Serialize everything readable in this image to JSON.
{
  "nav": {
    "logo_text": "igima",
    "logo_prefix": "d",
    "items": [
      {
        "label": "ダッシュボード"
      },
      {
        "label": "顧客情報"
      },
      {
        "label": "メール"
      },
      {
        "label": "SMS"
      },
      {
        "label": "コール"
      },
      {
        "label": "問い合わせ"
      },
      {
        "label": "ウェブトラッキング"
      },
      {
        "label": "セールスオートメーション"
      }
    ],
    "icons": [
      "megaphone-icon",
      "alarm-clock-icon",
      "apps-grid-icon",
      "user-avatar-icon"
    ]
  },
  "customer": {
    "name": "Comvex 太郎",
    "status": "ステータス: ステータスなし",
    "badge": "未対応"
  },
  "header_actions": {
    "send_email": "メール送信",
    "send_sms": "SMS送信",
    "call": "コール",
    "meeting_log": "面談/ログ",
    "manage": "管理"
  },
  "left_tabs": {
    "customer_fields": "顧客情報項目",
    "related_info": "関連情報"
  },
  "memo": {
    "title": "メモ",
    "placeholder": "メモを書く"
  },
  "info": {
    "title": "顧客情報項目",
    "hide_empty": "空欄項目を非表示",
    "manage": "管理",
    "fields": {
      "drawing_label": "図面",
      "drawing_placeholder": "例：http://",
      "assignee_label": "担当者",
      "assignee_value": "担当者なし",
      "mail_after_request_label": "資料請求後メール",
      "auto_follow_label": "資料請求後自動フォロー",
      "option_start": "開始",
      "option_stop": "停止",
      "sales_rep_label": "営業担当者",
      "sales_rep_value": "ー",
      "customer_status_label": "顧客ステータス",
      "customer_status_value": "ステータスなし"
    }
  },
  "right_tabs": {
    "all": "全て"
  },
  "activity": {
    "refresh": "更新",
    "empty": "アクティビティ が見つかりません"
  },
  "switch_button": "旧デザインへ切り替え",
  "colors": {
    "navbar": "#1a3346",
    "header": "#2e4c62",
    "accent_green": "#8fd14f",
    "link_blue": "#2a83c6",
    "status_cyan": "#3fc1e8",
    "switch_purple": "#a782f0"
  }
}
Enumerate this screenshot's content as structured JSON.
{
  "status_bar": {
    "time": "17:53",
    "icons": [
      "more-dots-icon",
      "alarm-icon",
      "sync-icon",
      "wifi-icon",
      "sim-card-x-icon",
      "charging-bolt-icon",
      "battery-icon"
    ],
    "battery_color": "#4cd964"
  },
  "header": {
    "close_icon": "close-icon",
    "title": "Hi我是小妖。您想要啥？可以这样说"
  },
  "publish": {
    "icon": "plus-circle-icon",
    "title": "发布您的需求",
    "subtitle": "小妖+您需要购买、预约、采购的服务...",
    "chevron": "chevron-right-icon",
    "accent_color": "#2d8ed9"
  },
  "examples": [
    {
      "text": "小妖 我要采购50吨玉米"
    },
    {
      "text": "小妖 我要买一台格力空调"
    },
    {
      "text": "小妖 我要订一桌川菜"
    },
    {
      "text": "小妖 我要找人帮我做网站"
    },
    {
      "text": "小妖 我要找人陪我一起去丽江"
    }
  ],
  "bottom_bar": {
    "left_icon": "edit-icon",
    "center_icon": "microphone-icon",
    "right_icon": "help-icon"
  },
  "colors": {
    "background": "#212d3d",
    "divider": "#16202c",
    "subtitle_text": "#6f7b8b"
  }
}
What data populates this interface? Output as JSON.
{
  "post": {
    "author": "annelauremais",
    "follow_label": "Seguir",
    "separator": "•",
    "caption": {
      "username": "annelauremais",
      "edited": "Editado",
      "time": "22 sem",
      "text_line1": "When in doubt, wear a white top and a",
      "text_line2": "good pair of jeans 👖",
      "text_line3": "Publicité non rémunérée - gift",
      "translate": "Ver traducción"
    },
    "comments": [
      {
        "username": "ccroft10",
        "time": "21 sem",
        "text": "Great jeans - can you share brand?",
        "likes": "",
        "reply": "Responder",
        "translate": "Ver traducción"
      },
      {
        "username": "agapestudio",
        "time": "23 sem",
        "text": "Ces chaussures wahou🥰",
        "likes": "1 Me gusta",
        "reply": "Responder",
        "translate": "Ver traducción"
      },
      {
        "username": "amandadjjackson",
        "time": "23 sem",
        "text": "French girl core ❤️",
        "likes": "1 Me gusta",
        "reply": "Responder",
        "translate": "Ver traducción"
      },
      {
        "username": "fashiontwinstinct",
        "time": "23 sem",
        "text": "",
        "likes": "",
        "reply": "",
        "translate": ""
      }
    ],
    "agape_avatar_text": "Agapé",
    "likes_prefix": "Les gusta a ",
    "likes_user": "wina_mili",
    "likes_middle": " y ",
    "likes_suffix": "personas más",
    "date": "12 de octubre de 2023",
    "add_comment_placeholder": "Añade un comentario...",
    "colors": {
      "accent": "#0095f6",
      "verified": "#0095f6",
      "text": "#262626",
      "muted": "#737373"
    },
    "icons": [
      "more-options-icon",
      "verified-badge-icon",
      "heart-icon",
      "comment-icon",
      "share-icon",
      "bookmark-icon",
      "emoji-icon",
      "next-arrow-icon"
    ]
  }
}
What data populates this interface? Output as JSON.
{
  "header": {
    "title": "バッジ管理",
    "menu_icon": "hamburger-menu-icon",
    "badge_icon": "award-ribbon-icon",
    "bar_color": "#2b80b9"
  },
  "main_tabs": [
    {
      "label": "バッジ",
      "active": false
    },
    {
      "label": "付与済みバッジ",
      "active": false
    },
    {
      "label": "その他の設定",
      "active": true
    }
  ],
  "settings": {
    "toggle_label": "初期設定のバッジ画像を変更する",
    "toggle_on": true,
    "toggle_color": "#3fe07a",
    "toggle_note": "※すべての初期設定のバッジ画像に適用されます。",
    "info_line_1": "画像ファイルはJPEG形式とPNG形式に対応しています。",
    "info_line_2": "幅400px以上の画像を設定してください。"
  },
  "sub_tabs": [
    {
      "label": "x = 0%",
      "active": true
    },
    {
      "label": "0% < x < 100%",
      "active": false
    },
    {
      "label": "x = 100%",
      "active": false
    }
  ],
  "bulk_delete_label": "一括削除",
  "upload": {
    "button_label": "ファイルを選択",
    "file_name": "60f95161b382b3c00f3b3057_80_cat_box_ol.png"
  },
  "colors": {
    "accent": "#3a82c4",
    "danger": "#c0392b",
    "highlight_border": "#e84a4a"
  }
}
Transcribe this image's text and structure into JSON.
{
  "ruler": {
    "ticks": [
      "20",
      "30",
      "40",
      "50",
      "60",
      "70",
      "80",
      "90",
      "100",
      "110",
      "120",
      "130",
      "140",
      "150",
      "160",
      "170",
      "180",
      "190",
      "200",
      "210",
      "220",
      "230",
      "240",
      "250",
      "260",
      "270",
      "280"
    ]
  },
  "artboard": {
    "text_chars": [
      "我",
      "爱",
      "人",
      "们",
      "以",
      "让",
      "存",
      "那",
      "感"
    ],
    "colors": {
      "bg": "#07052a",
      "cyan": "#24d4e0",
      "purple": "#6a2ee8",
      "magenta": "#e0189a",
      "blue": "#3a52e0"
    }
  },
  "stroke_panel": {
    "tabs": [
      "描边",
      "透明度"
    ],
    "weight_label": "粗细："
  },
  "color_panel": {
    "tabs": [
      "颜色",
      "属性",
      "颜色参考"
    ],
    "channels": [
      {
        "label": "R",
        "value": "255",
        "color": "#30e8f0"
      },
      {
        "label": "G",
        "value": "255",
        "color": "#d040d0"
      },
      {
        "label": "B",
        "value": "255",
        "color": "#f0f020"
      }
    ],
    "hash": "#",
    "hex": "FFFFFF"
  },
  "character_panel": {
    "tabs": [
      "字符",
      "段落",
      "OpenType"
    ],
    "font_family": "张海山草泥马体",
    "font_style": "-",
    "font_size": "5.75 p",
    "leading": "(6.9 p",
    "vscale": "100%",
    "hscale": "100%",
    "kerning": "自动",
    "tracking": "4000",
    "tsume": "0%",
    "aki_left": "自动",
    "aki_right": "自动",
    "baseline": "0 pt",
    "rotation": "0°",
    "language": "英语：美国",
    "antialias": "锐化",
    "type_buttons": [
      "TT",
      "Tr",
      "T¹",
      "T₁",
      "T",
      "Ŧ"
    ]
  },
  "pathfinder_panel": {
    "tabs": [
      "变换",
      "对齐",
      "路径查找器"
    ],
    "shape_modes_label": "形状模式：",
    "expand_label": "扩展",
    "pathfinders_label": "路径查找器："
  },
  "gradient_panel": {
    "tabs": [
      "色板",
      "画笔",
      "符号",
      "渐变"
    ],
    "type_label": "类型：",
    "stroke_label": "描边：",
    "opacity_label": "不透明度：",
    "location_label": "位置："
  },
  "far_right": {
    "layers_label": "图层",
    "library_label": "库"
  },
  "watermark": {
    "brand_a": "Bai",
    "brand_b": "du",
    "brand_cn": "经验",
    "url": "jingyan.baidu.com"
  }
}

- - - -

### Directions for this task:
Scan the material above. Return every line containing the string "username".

### Output of the exercise:
      "username": "annelauremais",
        "username": "ccroft10",
        "username": "agapestudio",
        "username": "amandadjjackson",
        "username": "fashiontwinstinct",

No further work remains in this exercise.